§ Directions
Would you please copy each line of the data in which the string "https" occurs?

§ Stored entries
--------------------------------------------------
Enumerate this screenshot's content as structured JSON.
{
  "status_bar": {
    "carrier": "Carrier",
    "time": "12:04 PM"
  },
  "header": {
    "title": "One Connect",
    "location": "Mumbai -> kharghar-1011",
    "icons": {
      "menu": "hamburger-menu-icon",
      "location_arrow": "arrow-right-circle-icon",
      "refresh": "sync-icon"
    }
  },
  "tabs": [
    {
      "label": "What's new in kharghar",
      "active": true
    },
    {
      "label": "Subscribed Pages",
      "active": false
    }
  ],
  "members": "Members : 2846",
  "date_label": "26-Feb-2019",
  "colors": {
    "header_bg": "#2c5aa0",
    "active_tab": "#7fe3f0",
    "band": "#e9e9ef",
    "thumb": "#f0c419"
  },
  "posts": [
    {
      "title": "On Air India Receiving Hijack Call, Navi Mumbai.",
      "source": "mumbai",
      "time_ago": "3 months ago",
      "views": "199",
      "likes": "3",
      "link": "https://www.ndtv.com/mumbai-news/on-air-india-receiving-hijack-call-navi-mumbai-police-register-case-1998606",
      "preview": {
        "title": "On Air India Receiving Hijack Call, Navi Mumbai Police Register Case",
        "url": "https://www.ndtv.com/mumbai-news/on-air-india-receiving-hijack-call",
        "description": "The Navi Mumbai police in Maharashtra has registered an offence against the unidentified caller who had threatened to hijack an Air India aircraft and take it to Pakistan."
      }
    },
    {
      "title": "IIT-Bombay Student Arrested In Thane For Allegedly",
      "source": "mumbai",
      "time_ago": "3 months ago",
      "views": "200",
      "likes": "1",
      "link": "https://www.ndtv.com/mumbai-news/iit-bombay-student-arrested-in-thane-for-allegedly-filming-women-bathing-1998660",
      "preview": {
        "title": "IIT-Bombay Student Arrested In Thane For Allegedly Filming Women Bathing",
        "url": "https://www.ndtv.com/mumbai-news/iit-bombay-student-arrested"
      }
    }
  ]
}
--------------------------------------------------
§ Response to the task
      "link": "https://www.ndtv.com/mumbai-news/on-air-india-receiving-hijack-call-navi-mumbai-police-register-case-1998606",
        "url": "https://www.ndtv.com/mumbai-news/on-air-india-receiving-hijack-call",
      "link": "https://www.ndtv.com/mumbai-news/iit-bombay-student-arrested-in-thane-for-allegedly-filming-women-bathing-1998660",
        "url": "https://www.ndtv.com/mumbai-news/iit-bombay-student-arrested"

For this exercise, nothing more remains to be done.